You can’t buy us off, Boeing.
That’s the message from victims’ loved ones after the aircraft giant pledged $100 million to the families of the 346 people killed in two 737 MAX plane crashes caused partly by faulty software.
Attorney Robert Clifford, who is representing dozens of family members of the 157 people killed in the March crash of an Ethiopian Airlines jet, called the move “disingenuous” so early in the litigation process.
“Boeing does not understand that the families at this point in time are not interested in its money,” Clifford said in an e-mailed statement to the Daily News. “The fact is that what is foremost on the minds of these families is getting back the human remains from the crash site. To date that process has been tortuously slow without a great deal of communication from Ethiopia. If Boeing really wanted to help, it would take all that money and devote it to accelerating the remains recovery/identification process for these families.”

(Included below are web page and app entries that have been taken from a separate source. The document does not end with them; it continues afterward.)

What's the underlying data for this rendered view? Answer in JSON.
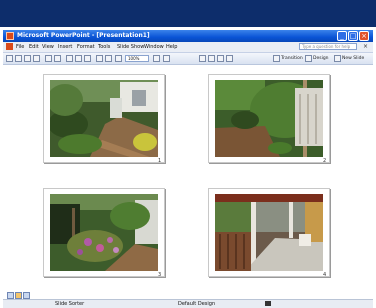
{
  "window": {
    "title": "Microsoft PowerPoint - [Presentation1]"
  },
  "menu": {
    "items": [
      "File",
      "Edit",
      "View",
      "Insert",
      "Format",
      "Tools",
      "Slide Show",
      "Window",
      "Help"
    ],
    "ask_placeholder": "Type a question for help"
  },
  "toolbar": {
    "zoom": "100%",
    "transition_label": "Transition",
    "design_label": "Design",
    "new_slide_label": "New Slide"
  },
  "slides": [
    {
      "number": "1",
      "description_icon": "garden-path-photo"
    },
    {
      "number": "2",
      "description_icon": "garden-gate-photo"
    },
    {
      "number": "3",
      "description_icon": "flower-bed-photo"
    },
    {
      "number": "4",
      "description_icon": "porch-photo"
    }
  ],
  "status": {
    "view": "Slide Sorter",
    "design": "Default Design"
  }
}
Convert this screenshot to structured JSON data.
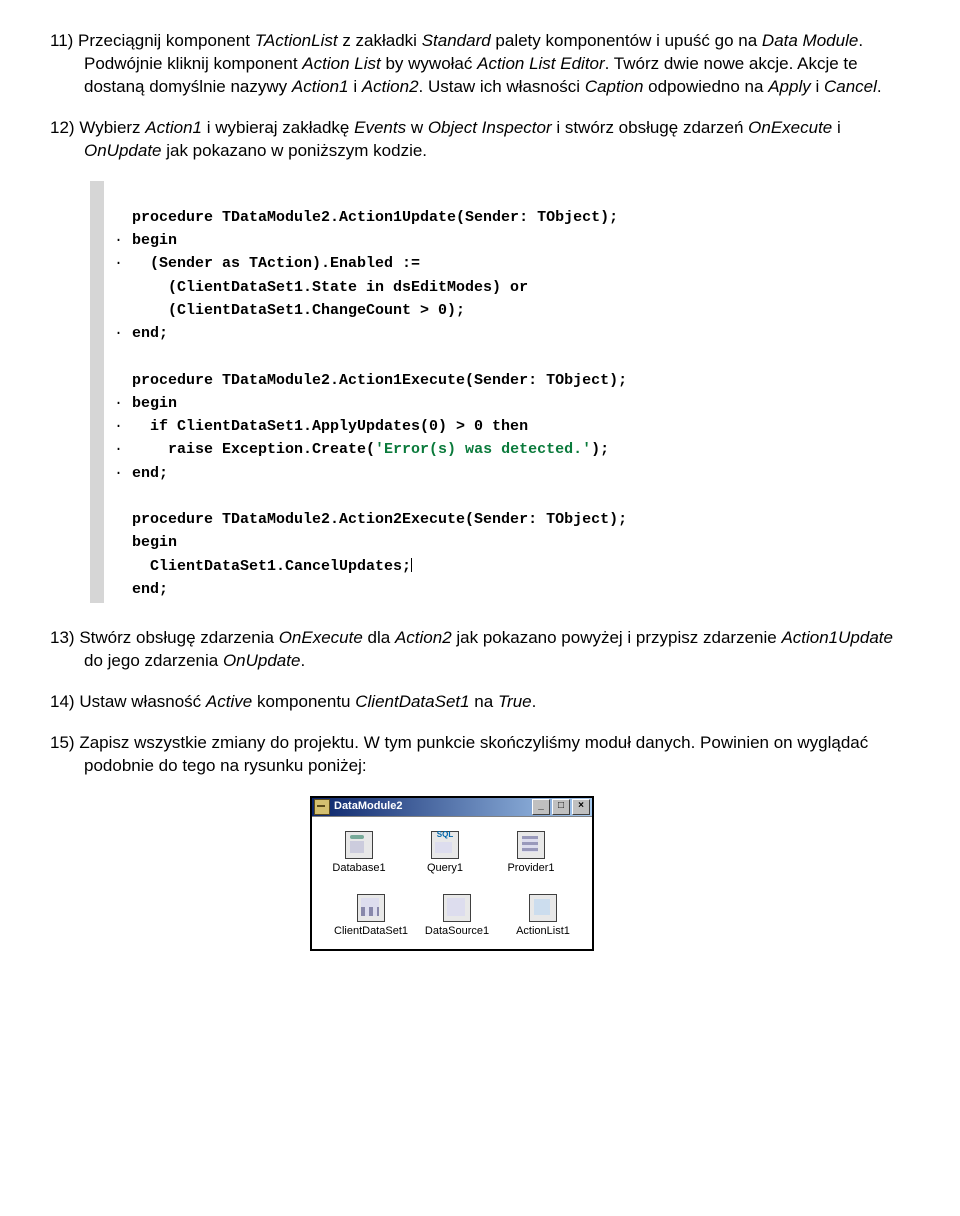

Boeing announced the funds on Wednesday “to address family and community needs of those affected by the tragic accidents of Lion Air Flight 610 and Ethiopian Airlines Flight 302,” the company said in a statement. “These funds will support education, hardship and living expenses for impacted families, community programs, and economic development in impacted communities.”
Lion Air Flight 610 crashed last October shortly after takeoff from Indonesia, killing all 189 people aboard.
Investigations revealed a software glitch in which an automatic safety system pushed the planes’ noses down, making the aircraft impossible to control. The 737 MAX 8 was grounded worldwide soon after the March tragedy.